The result should be all the records, exact and complete, without a single picture.

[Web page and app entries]
========
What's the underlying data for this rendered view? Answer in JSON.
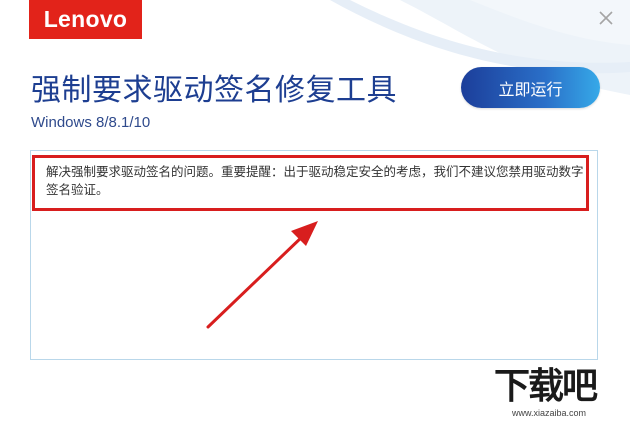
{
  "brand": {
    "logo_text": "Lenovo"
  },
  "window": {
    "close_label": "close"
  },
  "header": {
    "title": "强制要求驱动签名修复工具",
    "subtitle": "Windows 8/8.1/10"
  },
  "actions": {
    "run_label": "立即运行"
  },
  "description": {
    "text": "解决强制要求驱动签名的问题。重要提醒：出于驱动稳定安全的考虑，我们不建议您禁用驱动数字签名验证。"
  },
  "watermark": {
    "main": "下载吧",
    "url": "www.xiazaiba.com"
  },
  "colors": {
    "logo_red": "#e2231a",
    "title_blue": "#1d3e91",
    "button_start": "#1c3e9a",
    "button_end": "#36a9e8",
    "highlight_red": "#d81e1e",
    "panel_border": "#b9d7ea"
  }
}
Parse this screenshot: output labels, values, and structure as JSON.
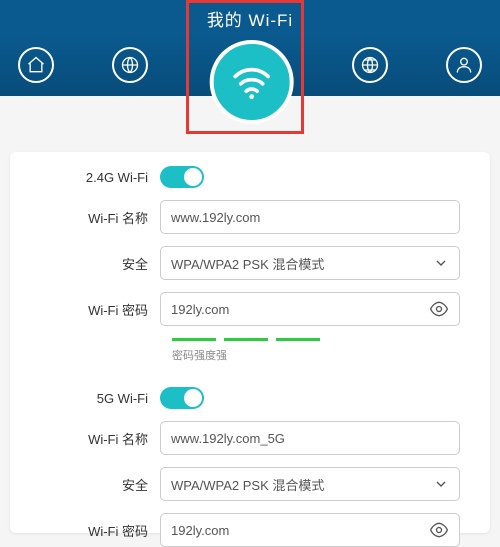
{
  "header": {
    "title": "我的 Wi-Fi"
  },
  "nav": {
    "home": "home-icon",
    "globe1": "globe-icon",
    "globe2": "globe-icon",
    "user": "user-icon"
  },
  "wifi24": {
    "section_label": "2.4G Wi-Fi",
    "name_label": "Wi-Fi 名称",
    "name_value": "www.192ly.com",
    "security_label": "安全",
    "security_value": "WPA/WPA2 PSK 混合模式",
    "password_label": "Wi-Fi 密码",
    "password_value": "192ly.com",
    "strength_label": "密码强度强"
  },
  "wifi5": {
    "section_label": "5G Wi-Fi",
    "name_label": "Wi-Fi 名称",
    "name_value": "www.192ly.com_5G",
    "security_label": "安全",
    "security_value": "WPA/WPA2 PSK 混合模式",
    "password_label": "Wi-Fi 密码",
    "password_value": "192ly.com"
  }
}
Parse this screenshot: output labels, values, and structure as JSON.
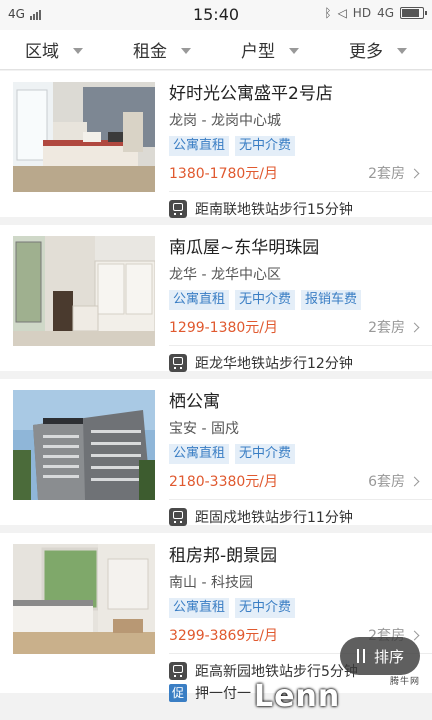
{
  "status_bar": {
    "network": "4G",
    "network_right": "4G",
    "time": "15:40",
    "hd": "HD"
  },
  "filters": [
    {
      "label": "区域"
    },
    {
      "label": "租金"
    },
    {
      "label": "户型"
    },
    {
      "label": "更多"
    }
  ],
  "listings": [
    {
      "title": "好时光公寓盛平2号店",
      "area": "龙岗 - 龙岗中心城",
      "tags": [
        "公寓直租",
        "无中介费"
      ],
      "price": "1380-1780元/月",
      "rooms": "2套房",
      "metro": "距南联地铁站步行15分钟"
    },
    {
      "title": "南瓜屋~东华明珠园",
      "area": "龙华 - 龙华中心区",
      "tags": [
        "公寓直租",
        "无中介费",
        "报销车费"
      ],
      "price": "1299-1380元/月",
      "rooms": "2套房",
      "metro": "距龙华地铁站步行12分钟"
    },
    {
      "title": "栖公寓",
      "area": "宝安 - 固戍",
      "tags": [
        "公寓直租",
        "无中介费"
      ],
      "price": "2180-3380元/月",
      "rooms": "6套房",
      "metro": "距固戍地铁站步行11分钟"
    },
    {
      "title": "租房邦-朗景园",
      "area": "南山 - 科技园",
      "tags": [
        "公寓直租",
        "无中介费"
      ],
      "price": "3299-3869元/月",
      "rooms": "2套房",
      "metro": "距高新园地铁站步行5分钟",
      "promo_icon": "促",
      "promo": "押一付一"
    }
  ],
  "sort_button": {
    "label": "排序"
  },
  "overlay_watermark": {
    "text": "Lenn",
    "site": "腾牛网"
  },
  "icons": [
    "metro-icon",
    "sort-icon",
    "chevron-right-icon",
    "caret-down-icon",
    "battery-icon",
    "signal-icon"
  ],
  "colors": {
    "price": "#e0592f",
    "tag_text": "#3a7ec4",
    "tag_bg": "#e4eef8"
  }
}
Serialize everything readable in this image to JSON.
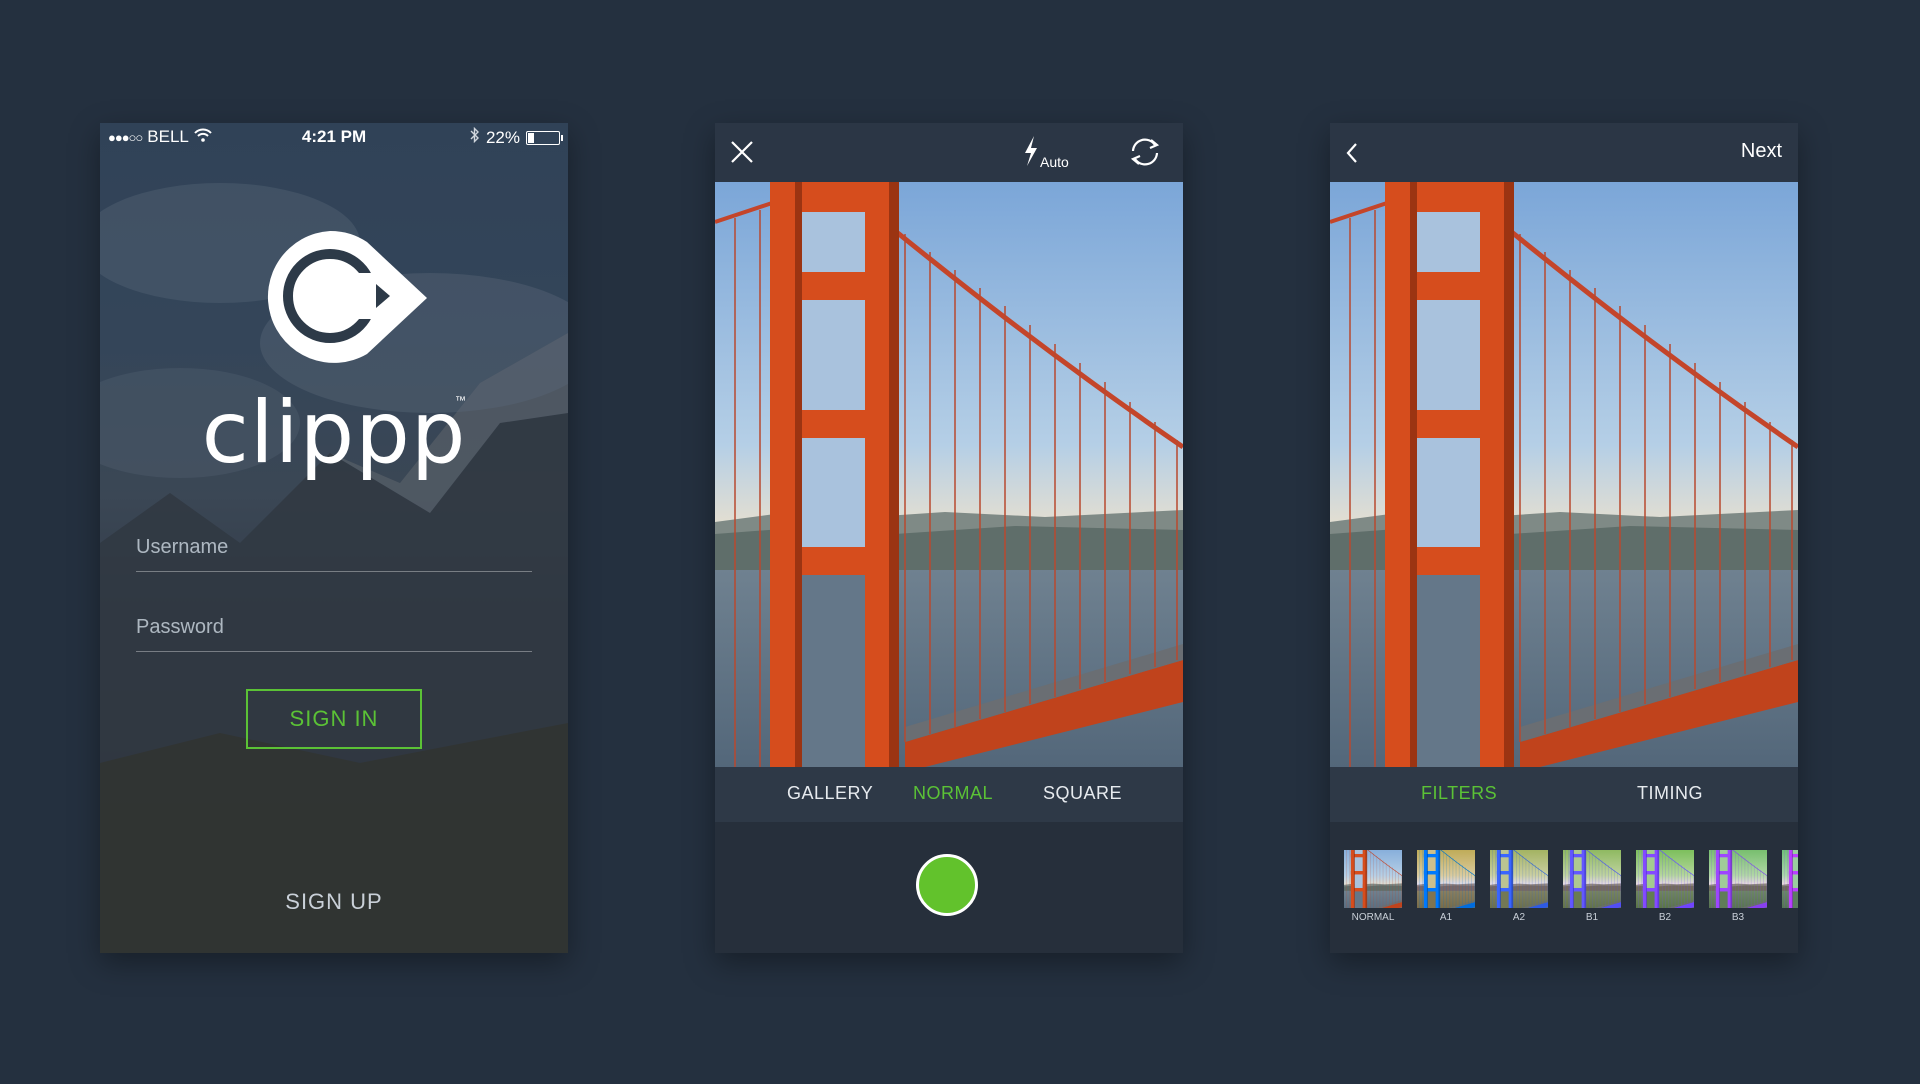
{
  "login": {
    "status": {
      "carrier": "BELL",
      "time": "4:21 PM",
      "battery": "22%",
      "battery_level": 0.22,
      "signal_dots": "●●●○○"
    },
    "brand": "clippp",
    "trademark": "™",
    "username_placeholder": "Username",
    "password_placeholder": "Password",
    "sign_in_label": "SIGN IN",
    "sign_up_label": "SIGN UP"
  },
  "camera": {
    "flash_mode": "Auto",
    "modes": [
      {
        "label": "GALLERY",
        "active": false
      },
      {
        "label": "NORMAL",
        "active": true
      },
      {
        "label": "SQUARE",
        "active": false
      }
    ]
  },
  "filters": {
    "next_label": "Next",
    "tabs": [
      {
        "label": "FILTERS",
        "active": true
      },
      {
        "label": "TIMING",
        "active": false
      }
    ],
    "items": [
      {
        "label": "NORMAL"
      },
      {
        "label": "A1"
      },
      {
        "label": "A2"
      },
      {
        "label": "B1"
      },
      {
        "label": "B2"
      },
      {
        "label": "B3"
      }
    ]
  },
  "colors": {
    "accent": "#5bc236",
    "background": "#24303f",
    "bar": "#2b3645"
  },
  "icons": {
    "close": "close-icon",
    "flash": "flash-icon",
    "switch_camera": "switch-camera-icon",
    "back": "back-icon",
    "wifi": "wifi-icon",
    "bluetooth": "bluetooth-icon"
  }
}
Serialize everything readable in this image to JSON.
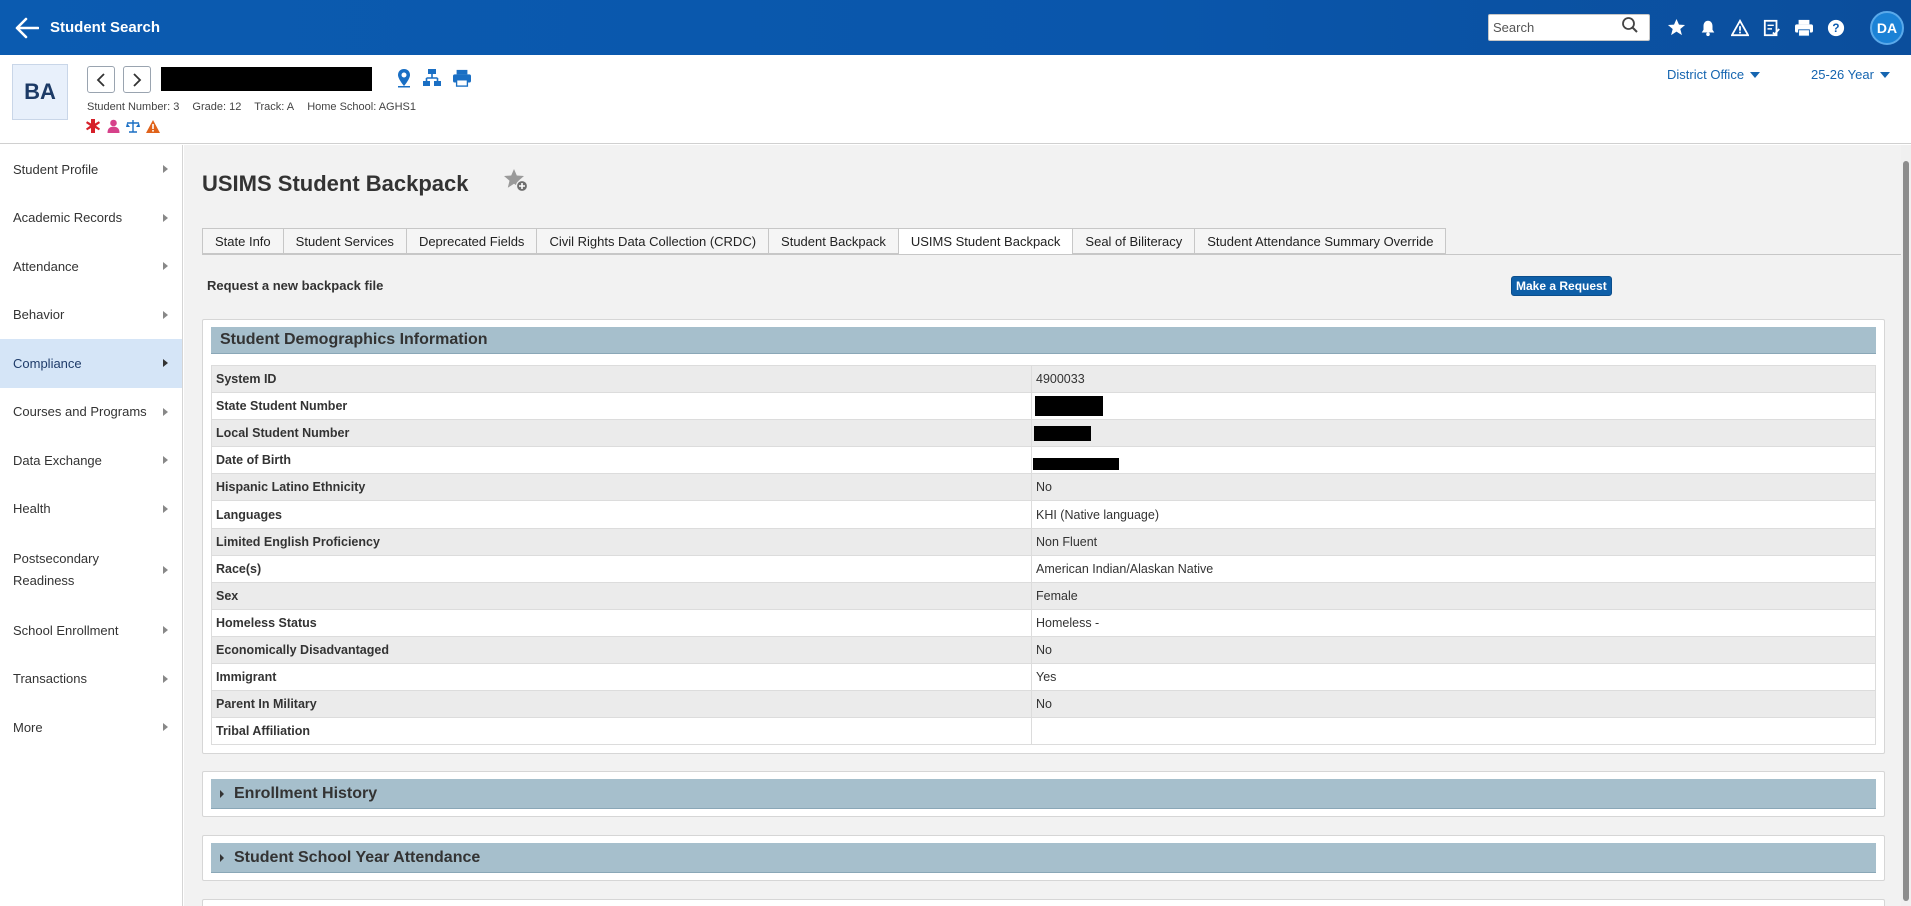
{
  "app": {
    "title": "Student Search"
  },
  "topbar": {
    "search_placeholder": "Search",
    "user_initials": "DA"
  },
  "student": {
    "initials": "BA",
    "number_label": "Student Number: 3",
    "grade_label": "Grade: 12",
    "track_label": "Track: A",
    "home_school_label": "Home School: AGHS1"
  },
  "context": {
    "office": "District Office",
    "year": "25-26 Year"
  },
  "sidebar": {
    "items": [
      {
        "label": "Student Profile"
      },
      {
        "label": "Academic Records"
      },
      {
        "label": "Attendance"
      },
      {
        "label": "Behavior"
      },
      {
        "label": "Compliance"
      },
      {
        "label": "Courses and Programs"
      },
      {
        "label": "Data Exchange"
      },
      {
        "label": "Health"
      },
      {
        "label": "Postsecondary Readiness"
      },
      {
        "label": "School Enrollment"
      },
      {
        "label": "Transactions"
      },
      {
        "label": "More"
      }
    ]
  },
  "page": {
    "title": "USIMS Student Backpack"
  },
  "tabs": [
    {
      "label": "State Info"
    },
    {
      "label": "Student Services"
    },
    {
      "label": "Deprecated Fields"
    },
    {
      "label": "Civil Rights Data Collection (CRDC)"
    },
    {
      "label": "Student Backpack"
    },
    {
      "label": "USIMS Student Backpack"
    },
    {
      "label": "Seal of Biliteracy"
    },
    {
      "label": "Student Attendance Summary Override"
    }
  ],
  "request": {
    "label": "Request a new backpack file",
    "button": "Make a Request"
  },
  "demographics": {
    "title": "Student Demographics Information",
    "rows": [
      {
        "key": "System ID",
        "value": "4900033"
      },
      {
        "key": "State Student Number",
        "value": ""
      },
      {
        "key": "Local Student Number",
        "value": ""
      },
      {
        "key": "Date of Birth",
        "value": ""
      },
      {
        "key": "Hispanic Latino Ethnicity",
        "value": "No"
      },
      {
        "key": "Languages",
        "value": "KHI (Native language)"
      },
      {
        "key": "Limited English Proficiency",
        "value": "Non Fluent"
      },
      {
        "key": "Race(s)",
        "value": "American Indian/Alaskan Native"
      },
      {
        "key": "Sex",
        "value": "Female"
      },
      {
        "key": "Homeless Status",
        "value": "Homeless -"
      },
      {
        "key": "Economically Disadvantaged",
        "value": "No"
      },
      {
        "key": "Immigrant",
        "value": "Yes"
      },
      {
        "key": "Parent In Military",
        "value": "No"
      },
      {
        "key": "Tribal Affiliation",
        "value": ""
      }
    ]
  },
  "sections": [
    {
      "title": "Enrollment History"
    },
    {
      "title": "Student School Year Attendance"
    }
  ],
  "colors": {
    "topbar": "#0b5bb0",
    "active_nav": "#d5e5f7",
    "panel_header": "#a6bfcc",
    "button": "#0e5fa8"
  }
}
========
* **Response to the exercise**:
What's the underlying data for this rendered view? Answer in JSON.
{
  "brand": {
    "logo_text": "Lenovo"
  },
  "window": {
    "close_label": "close"
  },
  "header": {
    "title": "强制要求驱动签名修复工具",
    "subtitle": "Windows 8/8.1/10"
  },
  "actions": {
    "run_label": "立即运行"
  },
  "description": {
    "text": "解决强制要求驱动签名的问题。重要提醒：出于驱动稳定安全的考虑，我们不建议您禁用驱动数字签名验证。"
  },
  "watermark": {
    "main": "下载吧",
    "url": "www.xiazaiba.com"
  },
  "colors": {
    "logo_red": "#e2231a",
    "title_blue": "#1d3e91",
    "button_start": "#1c3e9a",
    "button_end": "#36a9e8",
    "highlight_red": "#d81e1e",
    "panel_border": "#b9d7ea"
  }
}
Parse this screenshot: output labels, values, and structure as JSON.
{
  "header": {
    "title": "我的 Wi-Fi"
  },
  "nav": {
    "home": "home-icon",
    "globe1": "globe-icon",
    "globe2": "globe-icon",
    "user": "user-icon"
  },
  "wifi24": {
    "section_label": "2.4G Wi-Fi",
    "name_label": "Wi-Fi 名称",
    "name_value": "www.192ly.com",
    "security_label": "安全",
    "security_value": "WPA/WPA2 PSK 混合模式",
    "password_label": "Wi-Fi 密码",
    "password_value": "192ly.com",
    "strength_label": "密码强度强"
  },
  "wifi5": {
    "section_label": "5G Wi-Fi",
    "name_label": "Wi-Fi 名称",
    "name_value": "www.192ly.com_5G",
    "security_label": "安全",
    "security_value": "WPA/WPA2 PSK 混合模式",
    "password_label": "Wi-Fi 密码",
    "password_value": "192ly.com"
  }
}
Parse this screenshot: output labels, values, and structure as JSON.
{
  "status_bar": {
    "network": "4G",
    "network_right": "4G",
    "time": "15:40",
    "hd": "HD"
  },
  "filters": [
    {
      "label": "区域"
    },
    {
      "label": "租金"
    },
    {
      "label": "户型"
    },
    {
      "label": "更多"
    }
  ],
  "listings": [
    {
      "title": "好时光公寓盛平2号店",
      "area": "龙岗 - 龙岗中心城",
      "tags": [
        "公寓直租",
        "无中介费"
      ],
      "price": "1380-1780元/月",
      "rooms": "2套房",
      "metro": "距南联地铁站步行15分钟"
    },
    {
      "title": "南瓜屋~东华明珠园",
      "area": "龙华 - 龙华中心区",
      "tags": [
        "公寓直租",
        "无中介费",
        "报销车费"
      ],
      "price": "1299-1380元/月",
      "rooms": "2套房",
      "metro": "距龙华地铁站步行12分钟"
    },
    {
      "title": "栖公寓",
      "area": "宝安 - 固戍",
      "tags": [
        "公寓直租",
        "无中介费"
      ],
      "price": "2180-3380元/月",
      "rooms": "6套房",
      "metro": "距固戍地铁站步行11分钟"
    },
    {
      "title": "租房邦-朗景园",
      "area": "南山 - 科技园",
      "tags": [
        "公寓直租",
        "无中介费"
      ],
      "price": "3299-3869元/月",
      "rooms": "2套房",
      "metro": "距高新园地铁站步行5分钟",
      "promo_icon": "促",
      "promo": "押一付一"
    }
  ],
  "sort_button": {
    "label": "排序"
  },
  "overlay_watermark": {
    "text": "Lenn",
    "site": "腾牛网"
  },
  "icons": [
    "metro-icon",
    "sort-icon",
    "chevron-right-icon",
    "caret-down-icon",
    "battery-icon",
    "signal-icon"
  ],
  "colors": {
    "price": "#e0592f",
    "tag_text": "#3a7ec4",
    "tag_bg": "#e4eef8"
  }
}
Serialize everything readable in this image to JSON.
{
  "login": {
    "status": {
      "carrier": "BELL",
      "time": "4:21 PM",
      "battery": "22%",
      "battery_level": 0.22,
      "signal_dots": "●●●○○"
    },
    "brand": "clippp",
    "trademark": "™",
    "username_placeholder": "Username",
    "password_placeholder": "Password",
    "sign_in_label": "SIGN IN",
    "sign_up_label": "SIGN UP"
  },
  "camera": {
    "flash_mode": "Auto",
    "modes": [
      {
        "label": "GALLERY",
        "active": false
      },
      {
        "label": "NORMAL",
        "active": true
      },
      {
        "label": "SQUARE",
        "active": false
      }
    ]
  },
  "filters": {
    "next_label": "Next",
    "tabs": [
      {
        "label": "FILTERS",
        "active": true
      },
      {
        "label": "TIMING",
        "active": false
      }
    ],
    "items": [
      {
        "label": "NORMAL"
      },
      {
        "label": "A1"
      },
      {
        "label": "A2"
      },
      {
        "label": "B1"
      },
      {
        "label": "B2"
      },
      {
        "label": "B3"
      }
    ]
  },
  "colors": {
    "accent": "#5bc236",
    "background": "#24303f",
    "bar": "#2b3645"
  },
  "icons": {
    "close": "close-icon",
    "flash": "flash-icon",
    "switch_camera": "switch-camera-icon",
    "back": "back-icon",
    "wifi": "wifi-icon",
    "bluetooth": "bluetooth-icon"
  }
}
Serialize everything readable in this image to JSON.
{
  "app": {
    "title": "Student Search"
  },
  "topbar": {
    "search_placeholder": "Search",
    "user_initials": "DA"
  },
  "student": {
    "initials": "BA",
    "number_label": "Student Number: 3",
    "grade_label": "Grade: 12",
    "track_label": "Track: A",
    "home_school_label": "Home School: AGHS1"
  },
  "context": {
    "office": "District Office",
    "year": "25-26 Year"
  },
  "sidebar": {
    "items": [
      {
        "label": "Student Profile"
      },
      {
        "label": "Academic Records"
      },
      {
        "label": "Attendance"
      },
      {
        "label": "Behavior"
      },
      {
        "label": "Compliance"
      },
      {
        "label": "Courses and Programs"
      },
      {
        "label": "Data Exchange"
      },
      {
        "label": "Health"
      },
      {
        "label": "Postsecondary Readiness"
      },
      {
        "label": "School Enrollment"
      },
      {
        "label": "Transactions"
      },
      {
        "label": "More"
      }
    ]
  },
  "page": {
    "title": "USIMS Student Backpack"
  },
  "tabs": [
    {
      "label": "State Info"
    },
    {
      "label": "Student Services"
    },
    {
      "label": "Deprecated Fields"
    },
    {
      "label": "Civil Rights Data Collection (CRDC)"
    },
    {
      "label": "Student Backpack"
    },
    {
      "label": "USIMS Student Backpack"
    },
    {
      "label": "Seal of Biliteracy"
    },
    {
      "label": "Student Attendance Summary Override"
    }
  ],
  "request": {
    "label": "Request a new backpack file",
    "button": "Make a Request"
  },
  "demographics": {
    "title": "Student Demographics Information",
    "rows": [
      {
        "key": "System ID",
        "value": "4900033"
      },
      {
        "key": "State Student Number",
        "value": ""
      },
      {
        "key": "Local Student Number",
        "value": ""
      },
      {
        "key": "Date of Birth",
        "value": ""
      },
      {
        "key": "Hispanic Latino Ethnicity",
        "value": "No"
      },
      {
        "key": "Languages",
        "value": "KHI (Native language)"
      },
      {
        "key": "Limited English Proficiency",
        "value": "Non Fluent"
      },
      {
        "key": "Race(s)",
        "value": "American Indian/Alaskan Native"
      },
      {
        "key": "Sex",
        "value": "Female"
      },
      {
        "key": "Homeless Status",
        "value": "Homeless -"
      },
      {
        "key": "Economically Disadvantaged",
        "value": "No"
      },
      {
        "key": "Immigrant",
        "value": "Yes"
      },
      {
        "key": "Parent In Military",
        "value": "No"
      },
      {
        "key": "Tribal Affiliation",
        "value": ""
      }
    ]
  },
  "sections": [
    {
      "title": "Enrollment History"
    },
    {
      "title": "Student School Year Attendance"
    }
  ],
  "colors": {
    "topbar": "#0b5bb0",
    "active_nav": "#d5e5f7",
    "panel_header": "#a6bfcc",
    "button": "#0e5fa8"
  }
}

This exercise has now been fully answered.